Cyndi Lauper is a singer, songwriter, actress and activist. Her career has spanned over 30 years. Her 1983 debut solo album, She’s So Unusual, was the first debut female album to chart four top-five hits on the Billboard Hot 100 and earned her the Best New Artist award at the 27th Grammy Awards® in 1985.
Since 1989, Lauper has released nine studio albums and participated in many other projects. Her most recent album, Memphis Blues, became Billboard’s most successful blues album of the year, remaining at #1 on the Billboard Blues Albums chart for 13 consecutive weeks. In 2013, Lauper won the Tony Award® for Best Original Score for the Broadway musical Kinky Boots, making her the first woman in history to win the composing category by herself. She became the first artist in over 25 years to top the dance charts with a Broadway tune. In 2014, Lauper was awarded the Grammy Award for Best Musical Theater Album for the cast recording.
About the National Psoriasis Foundation

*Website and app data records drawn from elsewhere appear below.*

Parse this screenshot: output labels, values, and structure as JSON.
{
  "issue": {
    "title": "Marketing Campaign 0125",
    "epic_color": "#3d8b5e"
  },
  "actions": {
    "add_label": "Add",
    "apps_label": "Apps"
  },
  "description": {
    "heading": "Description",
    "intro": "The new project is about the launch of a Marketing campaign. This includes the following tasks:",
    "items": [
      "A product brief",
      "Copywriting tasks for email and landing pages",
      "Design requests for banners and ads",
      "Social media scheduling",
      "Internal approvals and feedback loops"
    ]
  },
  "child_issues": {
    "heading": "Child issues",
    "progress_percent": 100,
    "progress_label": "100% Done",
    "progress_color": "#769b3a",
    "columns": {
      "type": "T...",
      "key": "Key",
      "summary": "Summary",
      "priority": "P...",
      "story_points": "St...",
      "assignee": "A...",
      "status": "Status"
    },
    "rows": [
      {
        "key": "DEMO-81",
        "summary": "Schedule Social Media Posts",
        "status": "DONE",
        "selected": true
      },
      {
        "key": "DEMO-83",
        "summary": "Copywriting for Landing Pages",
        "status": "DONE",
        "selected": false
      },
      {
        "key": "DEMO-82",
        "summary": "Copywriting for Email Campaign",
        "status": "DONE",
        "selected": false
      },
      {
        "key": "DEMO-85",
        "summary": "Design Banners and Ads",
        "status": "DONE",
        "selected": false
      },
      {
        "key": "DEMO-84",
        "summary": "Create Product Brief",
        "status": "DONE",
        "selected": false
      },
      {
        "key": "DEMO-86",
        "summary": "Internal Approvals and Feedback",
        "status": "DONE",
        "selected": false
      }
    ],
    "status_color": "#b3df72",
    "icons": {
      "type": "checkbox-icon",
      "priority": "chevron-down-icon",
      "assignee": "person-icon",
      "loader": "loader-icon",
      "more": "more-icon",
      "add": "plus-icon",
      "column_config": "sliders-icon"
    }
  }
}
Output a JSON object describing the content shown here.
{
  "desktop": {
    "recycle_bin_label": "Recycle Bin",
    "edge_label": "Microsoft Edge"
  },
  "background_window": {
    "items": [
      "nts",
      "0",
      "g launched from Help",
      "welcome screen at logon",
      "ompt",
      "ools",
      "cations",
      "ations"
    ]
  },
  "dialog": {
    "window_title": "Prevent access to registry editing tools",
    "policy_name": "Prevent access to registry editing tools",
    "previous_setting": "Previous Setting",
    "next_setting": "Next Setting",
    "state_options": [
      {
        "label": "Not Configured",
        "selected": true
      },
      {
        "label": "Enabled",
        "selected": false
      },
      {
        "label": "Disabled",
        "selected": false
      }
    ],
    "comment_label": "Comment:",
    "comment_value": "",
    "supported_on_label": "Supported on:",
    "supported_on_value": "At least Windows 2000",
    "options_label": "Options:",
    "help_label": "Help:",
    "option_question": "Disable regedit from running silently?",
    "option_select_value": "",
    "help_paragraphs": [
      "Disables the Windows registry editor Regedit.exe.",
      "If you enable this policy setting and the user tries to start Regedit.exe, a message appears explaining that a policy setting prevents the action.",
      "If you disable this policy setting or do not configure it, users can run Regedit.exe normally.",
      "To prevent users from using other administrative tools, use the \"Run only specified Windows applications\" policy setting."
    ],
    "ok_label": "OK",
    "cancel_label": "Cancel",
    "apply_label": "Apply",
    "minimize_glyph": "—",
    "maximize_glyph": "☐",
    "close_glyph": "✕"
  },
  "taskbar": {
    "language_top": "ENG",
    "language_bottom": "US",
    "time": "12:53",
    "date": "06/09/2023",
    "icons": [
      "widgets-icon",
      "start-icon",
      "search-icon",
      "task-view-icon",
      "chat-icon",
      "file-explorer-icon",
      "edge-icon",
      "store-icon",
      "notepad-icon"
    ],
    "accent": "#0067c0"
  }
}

National Psoriasis Foundation (NPF) is the world’s largest nonprofit serving those with psoriasis and psoriatic arthritis. Our priority is to provide the information and services people need to take control of their condition, while increasing research to find a cure. In addition to serving more than 2.1 million people annually through our health education and advocacy initiatives, NPF has funded more than $13 million in psoriatic disease research grants and fellowships. Learn more about the Psoriasis Foundation at www.psoriasis.org or call 800-723-9166. Follow us on Facebook and Twitter.